Web page and app entries:
....
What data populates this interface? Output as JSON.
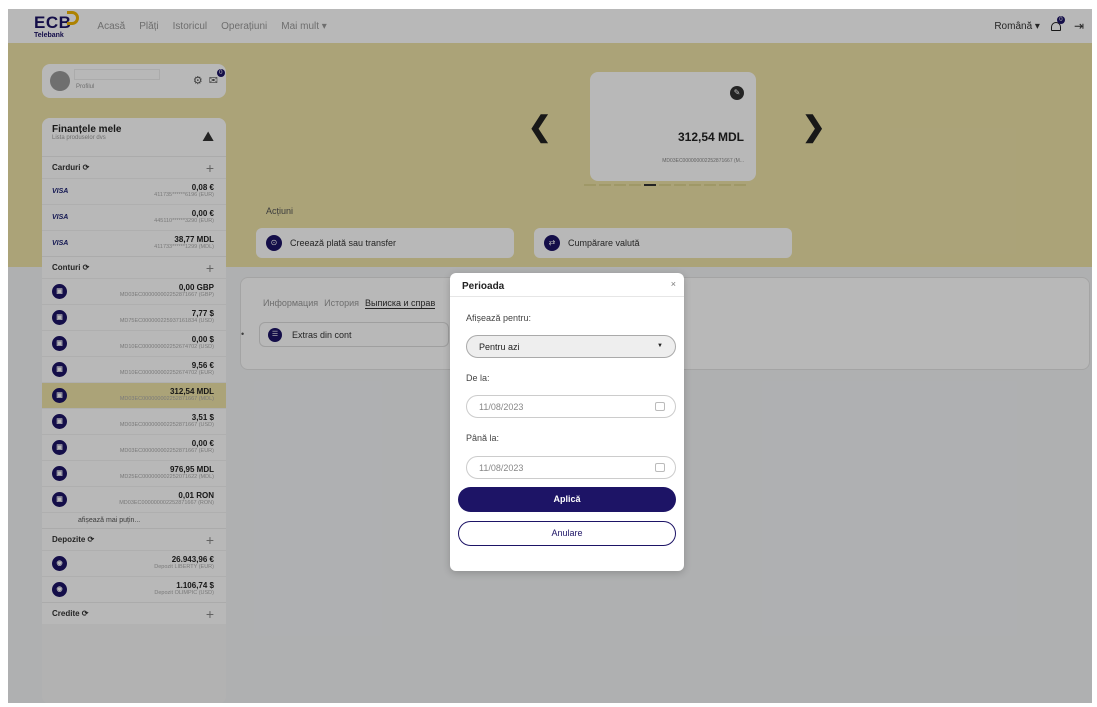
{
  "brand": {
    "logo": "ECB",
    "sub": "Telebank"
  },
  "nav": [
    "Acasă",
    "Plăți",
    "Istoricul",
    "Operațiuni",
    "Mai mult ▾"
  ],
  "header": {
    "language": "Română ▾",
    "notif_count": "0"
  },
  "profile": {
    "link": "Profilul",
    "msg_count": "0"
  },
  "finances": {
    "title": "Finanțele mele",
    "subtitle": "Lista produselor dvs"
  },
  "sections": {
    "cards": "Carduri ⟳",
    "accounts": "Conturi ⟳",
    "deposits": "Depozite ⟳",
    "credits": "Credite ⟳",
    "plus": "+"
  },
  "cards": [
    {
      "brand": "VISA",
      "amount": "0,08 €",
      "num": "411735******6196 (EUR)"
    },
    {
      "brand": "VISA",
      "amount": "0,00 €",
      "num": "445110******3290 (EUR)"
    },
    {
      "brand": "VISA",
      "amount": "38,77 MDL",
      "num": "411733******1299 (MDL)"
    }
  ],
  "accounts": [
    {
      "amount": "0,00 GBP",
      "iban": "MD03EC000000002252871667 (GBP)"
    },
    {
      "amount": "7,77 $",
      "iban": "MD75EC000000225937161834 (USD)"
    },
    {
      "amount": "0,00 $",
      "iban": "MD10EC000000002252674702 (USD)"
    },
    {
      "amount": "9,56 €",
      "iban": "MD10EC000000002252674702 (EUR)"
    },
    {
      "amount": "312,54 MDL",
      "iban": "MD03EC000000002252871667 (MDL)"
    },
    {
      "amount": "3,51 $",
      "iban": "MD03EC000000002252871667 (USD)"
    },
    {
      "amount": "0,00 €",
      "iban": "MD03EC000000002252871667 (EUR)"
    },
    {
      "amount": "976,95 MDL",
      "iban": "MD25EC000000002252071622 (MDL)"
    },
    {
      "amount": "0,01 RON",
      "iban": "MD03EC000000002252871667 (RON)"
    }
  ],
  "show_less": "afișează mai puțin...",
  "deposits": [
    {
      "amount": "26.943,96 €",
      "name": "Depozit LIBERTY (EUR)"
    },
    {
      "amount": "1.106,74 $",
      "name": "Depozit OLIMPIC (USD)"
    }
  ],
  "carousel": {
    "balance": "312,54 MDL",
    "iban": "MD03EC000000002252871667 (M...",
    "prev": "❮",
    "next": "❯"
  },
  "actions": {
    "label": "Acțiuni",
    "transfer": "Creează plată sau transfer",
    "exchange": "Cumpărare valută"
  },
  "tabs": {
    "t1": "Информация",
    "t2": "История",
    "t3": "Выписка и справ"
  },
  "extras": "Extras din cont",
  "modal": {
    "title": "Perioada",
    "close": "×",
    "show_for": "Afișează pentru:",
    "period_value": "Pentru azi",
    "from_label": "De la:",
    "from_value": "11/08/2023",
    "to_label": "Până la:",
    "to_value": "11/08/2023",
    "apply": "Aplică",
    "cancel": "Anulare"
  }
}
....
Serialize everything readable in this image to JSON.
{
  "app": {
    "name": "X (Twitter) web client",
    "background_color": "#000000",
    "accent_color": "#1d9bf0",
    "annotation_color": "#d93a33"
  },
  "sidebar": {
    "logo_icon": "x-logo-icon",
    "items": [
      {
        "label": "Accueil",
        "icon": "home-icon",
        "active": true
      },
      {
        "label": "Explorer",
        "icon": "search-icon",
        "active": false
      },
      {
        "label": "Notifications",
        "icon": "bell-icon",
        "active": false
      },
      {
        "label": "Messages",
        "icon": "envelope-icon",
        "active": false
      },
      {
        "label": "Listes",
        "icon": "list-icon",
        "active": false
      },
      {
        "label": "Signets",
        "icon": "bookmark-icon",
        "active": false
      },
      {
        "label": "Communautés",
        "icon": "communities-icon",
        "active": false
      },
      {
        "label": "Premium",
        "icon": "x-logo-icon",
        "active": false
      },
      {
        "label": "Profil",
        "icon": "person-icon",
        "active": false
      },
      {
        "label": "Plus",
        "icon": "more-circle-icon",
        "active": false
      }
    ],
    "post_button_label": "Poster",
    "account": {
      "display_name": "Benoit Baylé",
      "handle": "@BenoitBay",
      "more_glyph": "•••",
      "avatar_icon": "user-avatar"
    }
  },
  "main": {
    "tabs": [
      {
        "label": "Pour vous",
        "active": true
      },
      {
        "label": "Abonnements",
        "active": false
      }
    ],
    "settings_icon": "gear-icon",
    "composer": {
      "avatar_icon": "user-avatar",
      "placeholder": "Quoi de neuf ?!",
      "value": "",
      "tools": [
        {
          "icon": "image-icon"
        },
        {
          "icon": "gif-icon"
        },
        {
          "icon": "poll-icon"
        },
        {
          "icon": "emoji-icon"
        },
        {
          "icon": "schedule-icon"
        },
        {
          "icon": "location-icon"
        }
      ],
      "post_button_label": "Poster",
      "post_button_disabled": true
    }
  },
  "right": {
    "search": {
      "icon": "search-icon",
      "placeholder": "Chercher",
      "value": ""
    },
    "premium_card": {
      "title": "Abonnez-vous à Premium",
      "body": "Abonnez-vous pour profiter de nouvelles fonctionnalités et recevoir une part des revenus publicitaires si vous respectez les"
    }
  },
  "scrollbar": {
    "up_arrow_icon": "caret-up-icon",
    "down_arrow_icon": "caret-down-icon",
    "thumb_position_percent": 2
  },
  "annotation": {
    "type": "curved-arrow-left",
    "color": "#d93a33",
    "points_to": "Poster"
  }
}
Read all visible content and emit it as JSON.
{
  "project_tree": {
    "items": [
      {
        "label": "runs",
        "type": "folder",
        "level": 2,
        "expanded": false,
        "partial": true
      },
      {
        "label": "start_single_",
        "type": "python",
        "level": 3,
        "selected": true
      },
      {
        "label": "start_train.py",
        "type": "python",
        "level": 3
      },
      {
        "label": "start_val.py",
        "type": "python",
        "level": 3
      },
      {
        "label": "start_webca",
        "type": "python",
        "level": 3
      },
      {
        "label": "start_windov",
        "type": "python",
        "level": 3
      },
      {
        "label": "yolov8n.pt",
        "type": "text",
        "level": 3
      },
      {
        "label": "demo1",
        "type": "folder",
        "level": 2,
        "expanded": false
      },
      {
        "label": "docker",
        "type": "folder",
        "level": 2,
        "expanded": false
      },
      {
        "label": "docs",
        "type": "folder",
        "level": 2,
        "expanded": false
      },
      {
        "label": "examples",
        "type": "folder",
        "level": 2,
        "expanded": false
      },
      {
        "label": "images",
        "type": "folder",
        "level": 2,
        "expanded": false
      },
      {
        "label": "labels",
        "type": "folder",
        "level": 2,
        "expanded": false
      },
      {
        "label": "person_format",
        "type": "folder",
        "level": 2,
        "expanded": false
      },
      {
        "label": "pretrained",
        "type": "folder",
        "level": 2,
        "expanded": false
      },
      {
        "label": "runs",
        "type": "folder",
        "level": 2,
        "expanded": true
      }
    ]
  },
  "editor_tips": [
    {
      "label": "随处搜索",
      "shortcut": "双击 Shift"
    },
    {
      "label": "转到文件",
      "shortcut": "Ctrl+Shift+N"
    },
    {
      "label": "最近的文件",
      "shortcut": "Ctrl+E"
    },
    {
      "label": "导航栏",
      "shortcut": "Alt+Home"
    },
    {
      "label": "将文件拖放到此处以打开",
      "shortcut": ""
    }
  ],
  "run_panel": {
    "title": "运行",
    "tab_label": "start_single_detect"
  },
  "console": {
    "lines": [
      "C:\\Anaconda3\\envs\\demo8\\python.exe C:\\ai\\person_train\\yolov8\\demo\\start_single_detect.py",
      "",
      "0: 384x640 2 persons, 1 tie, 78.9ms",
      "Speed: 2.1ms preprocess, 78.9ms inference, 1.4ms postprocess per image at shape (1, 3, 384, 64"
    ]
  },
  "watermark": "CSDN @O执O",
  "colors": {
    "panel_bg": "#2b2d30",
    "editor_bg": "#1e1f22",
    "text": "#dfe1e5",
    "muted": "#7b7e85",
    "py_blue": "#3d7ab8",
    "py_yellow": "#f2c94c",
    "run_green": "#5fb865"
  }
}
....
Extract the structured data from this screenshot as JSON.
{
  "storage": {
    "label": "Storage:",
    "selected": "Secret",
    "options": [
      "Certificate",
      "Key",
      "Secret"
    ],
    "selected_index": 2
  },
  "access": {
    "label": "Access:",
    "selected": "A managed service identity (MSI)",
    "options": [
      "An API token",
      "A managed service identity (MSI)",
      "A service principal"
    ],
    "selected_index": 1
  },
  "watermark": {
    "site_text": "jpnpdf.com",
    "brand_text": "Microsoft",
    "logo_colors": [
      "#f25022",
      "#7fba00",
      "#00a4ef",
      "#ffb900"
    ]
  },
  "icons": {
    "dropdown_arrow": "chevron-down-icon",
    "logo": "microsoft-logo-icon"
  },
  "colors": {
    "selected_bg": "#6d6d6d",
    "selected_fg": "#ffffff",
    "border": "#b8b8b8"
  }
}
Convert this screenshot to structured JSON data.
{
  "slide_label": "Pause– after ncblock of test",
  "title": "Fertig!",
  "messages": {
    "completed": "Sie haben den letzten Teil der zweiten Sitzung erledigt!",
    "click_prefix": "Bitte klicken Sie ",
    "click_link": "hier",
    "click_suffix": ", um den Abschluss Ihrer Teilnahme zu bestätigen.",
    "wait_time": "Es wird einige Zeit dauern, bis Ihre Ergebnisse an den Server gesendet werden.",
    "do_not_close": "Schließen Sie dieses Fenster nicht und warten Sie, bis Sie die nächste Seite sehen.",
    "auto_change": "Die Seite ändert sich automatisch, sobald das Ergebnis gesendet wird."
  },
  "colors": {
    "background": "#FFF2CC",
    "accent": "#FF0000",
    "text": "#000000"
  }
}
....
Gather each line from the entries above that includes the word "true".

        "active": true
        "active": true
      "post_button_disabled": true
        "partial": true
        "selected": true
        "expanded": true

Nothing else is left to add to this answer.